$ \therefore r=1.6180371+\Delta r=3.89800692$
$ \quad s=-0.203580916+\Delta s=0.121350199$

Now proceeding in the above manner in about ten iteration we get $ r=3,\quad s=-2$ with

Now on using $ \displaystyle{x=\frac{r\pm\sqrt{r^{2}+4s}}{2}}\quad(i.e. \quad
eqn. \quad B.12)$ we get $ \displaystyle{x=\frac{3\pm\sqrt{9-8}}{2}=2,1}$

So at this point Quotient is a quadratic equation

Roots of $ f_{2}(x)$ are: $ x=1-i,\quad1+i$

% latex2html id marker 3889
$ \therefore$ Roots $ f_{4}(x)$ are $ =1-i,\quad 1+i,\quad 1,\quad 2$
i.e $ f_{4}(x)=(x-(1-i))(x-(1+i))(x-1)(x-2).$

(1) Use initial approximation to find a quadratic factor of the form of the polynomial equation

using Bairstow method and hence find all its roots.

(2) Use initial approximaton to find a quadratic factor of the form of the polynomial equation

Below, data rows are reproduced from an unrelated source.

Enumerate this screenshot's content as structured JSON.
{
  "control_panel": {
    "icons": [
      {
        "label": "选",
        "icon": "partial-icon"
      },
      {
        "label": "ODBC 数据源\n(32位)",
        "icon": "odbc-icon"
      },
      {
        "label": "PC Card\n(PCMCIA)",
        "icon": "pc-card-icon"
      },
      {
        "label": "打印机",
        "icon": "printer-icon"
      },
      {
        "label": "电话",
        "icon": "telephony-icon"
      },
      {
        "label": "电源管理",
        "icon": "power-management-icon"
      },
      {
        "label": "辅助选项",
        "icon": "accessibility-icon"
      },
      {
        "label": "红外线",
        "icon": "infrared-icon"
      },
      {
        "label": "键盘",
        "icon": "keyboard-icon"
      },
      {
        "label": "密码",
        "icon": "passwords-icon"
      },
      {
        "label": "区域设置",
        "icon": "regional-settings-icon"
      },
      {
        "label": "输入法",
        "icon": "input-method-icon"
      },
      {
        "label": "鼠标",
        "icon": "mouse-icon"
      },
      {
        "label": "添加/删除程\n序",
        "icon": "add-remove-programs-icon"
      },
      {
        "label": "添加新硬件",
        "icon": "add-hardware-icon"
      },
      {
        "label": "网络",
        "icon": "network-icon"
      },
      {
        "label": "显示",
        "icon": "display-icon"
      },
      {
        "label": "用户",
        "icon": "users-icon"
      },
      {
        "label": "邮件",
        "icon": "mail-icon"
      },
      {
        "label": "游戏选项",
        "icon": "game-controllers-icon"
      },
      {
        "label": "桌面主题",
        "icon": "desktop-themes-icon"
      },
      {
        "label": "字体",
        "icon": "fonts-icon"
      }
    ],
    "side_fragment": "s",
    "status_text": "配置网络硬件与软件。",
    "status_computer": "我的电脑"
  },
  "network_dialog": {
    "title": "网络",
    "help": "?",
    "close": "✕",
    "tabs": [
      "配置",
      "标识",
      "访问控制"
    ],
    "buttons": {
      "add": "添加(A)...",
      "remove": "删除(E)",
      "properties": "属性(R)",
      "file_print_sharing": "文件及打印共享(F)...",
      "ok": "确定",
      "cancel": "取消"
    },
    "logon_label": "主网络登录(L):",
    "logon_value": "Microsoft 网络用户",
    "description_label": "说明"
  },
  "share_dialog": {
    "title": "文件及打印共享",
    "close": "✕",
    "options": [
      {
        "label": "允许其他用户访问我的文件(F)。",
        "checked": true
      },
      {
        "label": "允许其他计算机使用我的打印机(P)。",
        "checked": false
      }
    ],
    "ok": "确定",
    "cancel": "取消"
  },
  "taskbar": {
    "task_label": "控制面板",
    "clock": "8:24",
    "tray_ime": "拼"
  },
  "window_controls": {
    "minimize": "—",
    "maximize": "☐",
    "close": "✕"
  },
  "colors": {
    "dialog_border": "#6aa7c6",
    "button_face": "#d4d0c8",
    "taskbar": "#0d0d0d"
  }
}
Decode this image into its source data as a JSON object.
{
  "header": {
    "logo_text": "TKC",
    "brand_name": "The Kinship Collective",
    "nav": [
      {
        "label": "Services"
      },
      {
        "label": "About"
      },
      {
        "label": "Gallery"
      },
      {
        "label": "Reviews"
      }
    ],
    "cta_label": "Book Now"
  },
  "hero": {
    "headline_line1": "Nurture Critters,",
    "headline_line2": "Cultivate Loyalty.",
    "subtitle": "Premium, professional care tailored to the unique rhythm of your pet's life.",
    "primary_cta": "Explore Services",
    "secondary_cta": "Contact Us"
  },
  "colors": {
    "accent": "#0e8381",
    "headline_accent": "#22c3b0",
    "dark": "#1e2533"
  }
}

using Bairstow method and hence find all the roots.

Next: Curve Fitting Up: Main Previous: Fixed point iteration: